**Exercise objective:**
Which lines of the records contain "content"? Collect every one of them.

----------------------------------------

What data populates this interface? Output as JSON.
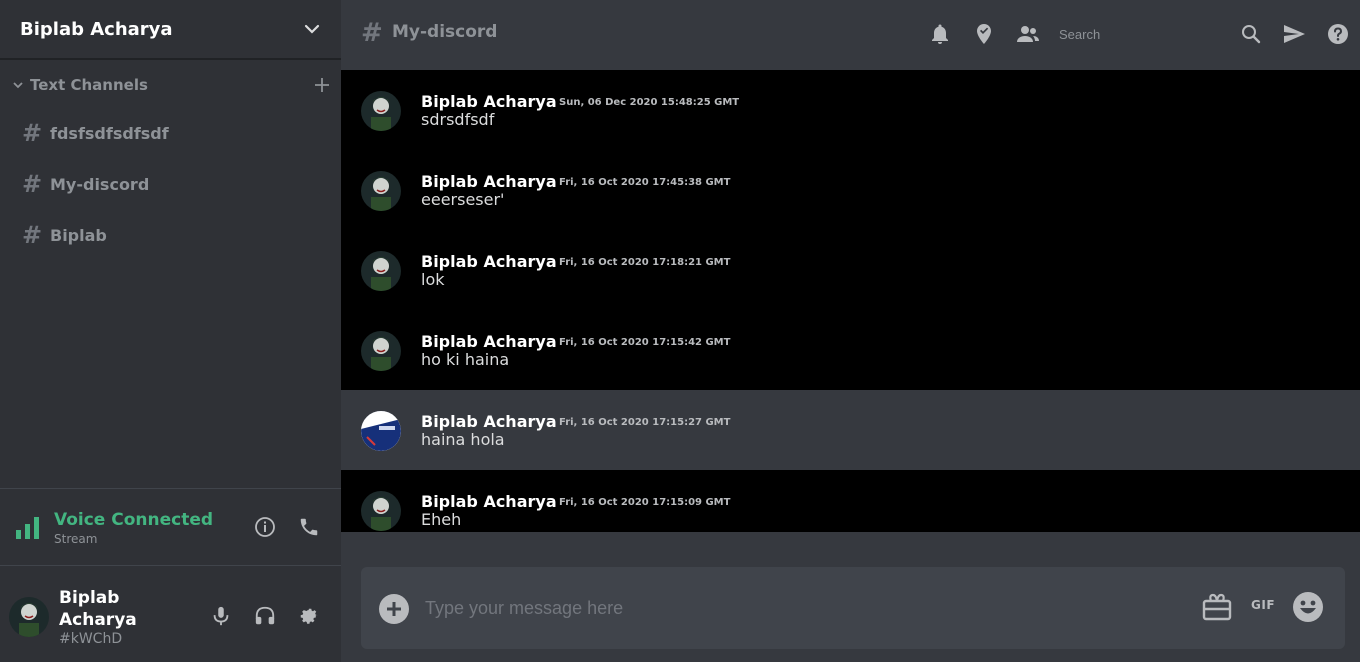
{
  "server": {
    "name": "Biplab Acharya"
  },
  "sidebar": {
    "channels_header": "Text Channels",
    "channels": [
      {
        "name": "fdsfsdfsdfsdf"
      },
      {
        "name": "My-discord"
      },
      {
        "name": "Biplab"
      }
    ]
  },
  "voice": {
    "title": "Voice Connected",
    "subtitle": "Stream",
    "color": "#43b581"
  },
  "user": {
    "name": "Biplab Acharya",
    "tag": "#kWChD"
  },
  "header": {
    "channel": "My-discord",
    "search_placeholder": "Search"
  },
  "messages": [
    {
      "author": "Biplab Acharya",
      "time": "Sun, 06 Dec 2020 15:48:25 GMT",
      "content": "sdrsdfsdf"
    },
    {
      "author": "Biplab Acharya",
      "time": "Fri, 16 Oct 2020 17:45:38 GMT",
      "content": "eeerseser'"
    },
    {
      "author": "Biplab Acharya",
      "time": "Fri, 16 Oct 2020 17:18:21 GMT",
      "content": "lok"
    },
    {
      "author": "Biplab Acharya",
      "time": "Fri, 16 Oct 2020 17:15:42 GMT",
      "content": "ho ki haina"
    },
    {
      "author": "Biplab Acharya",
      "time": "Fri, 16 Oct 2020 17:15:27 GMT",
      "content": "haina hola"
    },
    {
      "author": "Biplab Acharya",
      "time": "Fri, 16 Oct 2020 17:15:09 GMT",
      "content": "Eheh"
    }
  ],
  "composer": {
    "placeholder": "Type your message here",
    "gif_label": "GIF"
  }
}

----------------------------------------

**Result:**
      "content": "sdrsdfsdf"
      "content": "eeerseser'"
      "content": "lok"
      "content": "ho ki haina"
      "content": "haina hola"
      "content": "Eheh"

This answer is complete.